I'm glad you took her headcollar off her. There has been one too many cases where equines have died as a result of owners leaving their headcollars on them. I no longer leave one on my own mare since she's previously caught her headcollar on fencing before and cut her face so I've definitely learned from my actions!
Horses that are hard to catch are unsure, disrespectful and fearful. Before training her my mare used to be the same, running away at any chance she got. Now she approaches me with enthusiasm and with a neigh.
You often get people recommending treats for a hard to catch horse but this is dangerous especially if you get crowded by other horses. Not only does it make the horse assume that you will always have treats, your horse is more likely to become pushier, nippy and impatient. If one day you arrive at that field without treats, that horse will have absolutely no reason to want to approach you, therefore the use of treats, in this case, is not beneficial.
Instead of trying to bribe your horse with treats I didn't fight my mare to try and get her to come in. Instead what I did was simply made the wrong thing hard and the right thing easy.

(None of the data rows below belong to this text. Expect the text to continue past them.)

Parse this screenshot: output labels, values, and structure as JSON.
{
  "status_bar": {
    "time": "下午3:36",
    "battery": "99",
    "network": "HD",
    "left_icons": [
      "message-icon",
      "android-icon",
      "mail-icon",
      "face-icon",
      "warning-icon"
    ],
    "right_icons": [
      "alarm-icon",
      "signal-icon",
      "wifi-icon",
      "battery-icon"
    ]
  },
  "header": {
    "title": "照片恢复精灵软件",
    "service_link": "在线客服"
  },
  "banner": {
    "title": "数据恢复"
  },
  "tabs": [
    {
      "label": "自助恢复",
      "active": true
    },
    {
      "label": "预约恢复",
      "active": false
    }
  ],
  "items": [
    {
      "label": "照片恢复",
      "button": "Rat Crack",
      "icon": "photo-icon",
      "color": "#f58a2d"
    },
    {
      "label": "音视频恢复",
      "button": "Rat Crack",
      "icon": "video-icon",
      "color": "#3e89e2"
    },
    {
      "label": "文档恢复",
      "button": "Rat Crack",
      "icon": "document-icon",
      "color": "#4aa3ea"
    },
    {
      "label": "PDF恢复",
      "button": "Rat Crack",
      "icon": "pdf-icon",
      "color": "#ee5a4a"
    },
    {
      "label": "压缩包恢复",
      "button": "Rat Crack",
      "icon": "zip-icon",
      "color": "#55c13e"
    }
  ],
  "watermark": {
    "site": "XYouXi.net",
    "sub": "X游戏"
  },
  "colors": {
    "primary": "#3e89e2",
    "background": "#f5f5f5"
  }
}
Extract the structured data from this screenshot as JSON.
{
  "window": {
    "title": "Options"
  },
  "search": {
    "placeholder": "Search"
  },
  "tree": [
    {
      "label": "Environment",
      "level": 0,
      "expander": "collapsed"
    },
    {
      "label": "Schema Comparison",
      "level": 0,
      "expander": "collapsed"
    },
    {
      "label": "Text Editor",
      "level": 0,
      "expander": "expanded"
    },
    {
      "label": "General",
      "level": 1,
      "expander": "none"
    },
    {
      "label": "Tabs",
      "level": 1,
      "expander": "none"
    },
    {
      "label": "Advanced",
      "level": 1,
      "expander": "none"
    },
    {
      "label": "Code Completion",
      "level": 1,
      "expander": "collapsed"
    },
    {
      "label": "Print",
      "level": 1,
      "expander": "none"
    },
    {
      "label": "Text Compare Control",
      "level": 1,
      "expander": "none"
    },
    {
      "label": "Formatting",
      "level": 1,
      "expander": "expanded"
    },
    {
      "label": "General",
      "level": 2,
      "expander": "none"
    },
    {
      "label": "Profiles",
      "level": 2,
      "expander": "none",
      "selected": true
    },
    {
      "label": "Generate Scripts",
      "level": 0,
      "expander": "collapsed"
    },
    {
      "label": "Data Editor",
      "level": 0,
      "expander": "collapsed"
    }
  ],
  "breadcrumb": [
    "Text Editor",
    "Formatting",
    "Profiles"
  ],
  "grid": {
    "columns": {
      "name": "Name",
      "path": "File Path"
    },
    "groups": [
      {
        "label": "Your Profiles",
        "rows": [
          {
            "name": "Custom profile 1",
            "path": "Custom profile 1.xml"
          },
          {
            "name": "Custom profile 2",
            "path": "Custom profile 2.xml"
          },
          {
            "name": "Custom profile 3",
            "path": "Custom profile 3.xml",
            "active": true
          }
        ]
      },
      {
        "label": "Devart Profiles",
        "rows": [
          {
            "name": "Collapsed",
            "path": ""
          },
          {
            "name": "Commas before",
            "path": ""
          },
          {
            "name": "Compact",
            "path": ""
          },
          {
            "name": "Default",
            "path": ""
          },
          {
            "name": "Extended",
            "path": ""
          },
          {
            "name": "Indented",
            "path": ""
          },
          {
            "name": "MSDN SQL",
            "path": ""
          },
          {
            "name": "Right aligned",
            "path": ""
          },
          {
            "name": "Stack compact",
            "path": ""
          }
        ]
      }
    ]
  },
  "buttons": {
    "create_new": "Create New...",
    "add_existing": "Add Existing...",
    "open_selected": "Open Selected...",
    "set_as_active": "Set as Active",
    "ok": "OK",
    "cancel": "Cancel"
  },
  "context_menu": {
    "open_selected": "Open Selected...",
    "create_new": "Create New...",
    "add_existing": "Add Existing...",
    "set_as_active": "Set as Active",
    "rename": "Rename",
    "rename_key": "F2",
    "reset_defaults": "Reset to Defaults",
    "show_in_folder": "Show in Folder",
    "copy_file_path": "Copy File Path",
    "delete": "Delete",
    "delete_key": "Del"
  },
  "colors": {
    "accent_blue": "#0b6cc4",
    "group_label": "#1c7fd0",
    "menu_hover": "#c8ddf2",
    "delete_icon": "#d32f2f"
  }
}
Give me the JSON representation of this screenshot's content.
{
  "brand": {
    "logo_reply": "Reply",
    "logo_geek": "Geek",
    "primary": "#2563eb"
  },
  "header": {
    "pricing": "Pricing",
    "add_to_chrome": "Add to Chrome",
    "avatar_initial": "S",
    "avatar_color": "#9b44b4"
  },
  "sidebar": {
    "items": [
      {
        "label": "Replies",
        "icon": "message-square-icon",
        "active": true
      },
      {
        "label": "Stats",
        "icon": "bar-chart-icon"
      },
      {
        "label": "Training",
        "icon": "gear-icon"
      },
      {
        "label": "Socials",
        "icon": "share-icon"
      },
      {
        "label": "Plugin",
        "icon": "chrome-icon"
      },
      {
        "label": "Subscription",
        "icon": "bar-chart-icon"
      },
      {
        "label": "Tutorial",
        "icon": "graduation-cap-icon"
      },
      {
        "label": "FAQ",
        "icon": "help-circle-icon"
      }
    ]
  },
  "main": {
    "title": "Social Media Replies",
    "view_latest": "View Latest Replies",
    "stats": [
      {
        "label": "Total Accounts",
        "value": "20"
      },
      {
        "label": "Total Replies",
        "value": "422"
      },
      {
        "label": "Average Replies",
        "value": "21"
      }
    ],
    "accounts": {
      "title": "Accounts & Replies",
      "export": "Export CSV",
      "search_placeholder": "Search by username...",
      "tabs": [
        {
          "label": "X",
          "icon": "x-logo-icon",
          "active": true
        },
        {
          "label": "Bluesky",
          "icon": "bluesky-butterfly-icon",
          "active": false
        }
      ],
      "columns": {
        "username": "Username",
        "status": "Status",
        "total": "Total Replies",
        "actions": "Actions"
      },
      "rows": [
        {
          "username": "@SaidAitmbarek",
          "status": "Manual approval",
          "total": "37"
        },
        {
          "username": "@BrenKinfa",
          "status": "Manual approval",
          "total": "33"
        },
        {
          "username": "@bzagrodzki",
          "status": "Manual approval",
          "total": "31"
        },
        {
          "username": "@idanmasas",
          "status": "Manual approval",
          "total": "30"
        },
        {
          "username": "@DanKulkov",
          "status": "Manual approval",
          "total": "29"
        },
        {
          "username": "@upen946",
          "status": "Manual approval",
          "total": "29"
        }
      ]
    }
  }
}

If I walked up to my mare and she turned to walk away, I'd simply tell her 'alright, you can go over there away from me but it's going to be hard work!' by moving her feet away from me but making her put some effort into her feet. If she's going to walk away I don't want her strolling, I want her sprinting putting all of her efforts into it! (Adding pressure).
Moving your horse's feet is your way of communicating that you are in charge.
Eventually, your horse/donkey will learn that actually, it's much easier to face you with respect. When your equine stops moving away from you and looks at you with both eyes and ears, reward them by walking away (releasing pressure). Give her some distance before approaching her again. It's useful to not look them directly in the eye as this is intimidating for a prey animal.
You'll find that eventually, she will figure out that running away is hard work and looking at you is easier. She'll grow more confident the more consistent you are with this and will walk towards you knowing that it is the easier option rather than losing weight by running away.
It's useful to practice this in an enclosed space once you've managed to catch her again. It does take patience but the long way round is always the right way with horses. There are no shortcuts in training equines.